What you are asked to do: Select every line below containing the word "icon".
───── Records for this exercise ─────
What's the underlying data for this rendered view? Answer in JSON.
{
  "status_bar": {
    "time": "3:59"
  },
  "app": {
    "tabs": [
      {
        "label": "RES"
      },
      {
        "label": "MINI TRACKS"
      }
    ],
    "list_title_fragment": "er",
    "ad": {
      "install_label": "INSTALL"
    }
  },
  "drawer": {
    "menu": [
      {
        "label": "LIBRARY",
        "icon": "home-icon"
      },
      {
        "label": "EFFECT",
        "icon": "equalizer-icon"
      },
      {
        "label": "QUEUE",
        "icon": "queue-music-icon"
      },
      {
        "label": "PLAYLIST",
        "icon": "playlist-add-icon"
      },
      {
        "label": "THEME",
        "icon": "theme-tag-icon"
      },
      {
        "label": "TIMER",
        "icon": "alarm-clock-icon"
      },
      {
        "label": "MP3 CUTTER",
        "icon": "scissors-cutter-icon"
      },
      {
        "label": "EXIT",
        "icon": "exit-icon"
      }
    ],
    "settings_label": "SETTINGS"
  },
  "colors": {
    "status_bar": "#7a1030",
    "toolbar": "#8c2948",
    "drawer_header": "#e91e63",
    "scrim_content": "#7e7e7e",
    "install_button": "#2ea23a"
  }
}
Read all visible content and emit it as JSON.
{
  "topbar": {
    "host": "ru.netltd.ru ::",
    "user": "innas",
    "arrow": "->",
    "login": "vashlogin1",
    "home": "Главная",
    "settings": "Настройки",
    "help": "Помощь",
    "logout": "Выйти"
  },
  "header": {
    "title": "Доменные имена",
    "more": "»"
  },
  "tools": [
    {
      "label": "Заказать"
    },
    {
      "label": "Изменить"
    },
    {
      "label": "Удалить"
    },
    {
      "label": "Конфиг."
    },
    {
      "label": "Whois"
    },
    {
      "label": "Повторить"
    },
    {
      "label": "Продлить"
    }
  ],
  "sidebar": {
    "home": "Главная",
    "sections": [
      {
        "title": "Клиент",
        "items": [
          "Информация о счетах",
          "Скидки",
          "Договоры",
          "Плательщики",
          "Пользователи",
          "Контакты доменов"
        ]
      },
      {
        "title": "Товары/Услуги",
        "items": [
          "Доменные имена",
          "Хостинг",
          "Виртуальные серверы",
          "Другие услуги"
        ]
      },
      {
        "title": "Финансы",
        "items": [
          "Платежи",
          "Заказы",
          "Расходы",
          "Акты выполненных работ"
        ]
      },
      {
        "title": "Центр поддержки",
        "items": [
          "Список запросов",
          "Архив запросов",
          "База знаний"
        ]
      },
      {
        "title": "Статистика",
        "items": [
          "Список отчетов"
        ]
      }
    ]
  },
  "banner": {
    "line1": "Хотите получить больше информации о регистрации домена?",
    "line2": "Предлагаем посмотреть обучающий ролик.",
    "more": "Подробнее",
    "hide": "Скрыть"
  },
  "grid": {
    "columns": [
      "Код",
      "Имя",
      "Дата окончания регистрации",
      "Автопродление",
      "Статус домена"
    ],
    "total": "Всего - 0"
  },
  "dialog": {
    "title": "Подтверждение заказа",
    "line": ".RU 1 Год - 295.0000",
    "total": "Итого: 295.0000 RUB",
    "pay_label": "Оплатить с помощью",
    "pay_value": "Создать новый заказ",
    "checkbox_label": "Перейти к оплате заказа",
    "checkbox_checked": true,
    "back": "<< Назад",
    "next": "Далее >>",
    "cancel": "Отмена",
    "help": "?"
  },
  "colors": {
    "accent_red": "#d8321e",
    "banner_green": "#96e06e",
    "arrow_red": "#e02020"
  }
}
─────
Output of the exercise:
        "icon": "home-icon"
        "icon": "equalizer-icon"
        "icon": "queue-music-icon"
        "icon": "playlist-add-icon"
        "icon": "theme-tag-icon"
        "icon": "alarm-clock-icon"
        "icon": "scissors-cutter-icon"
        "icon": "exit-icon"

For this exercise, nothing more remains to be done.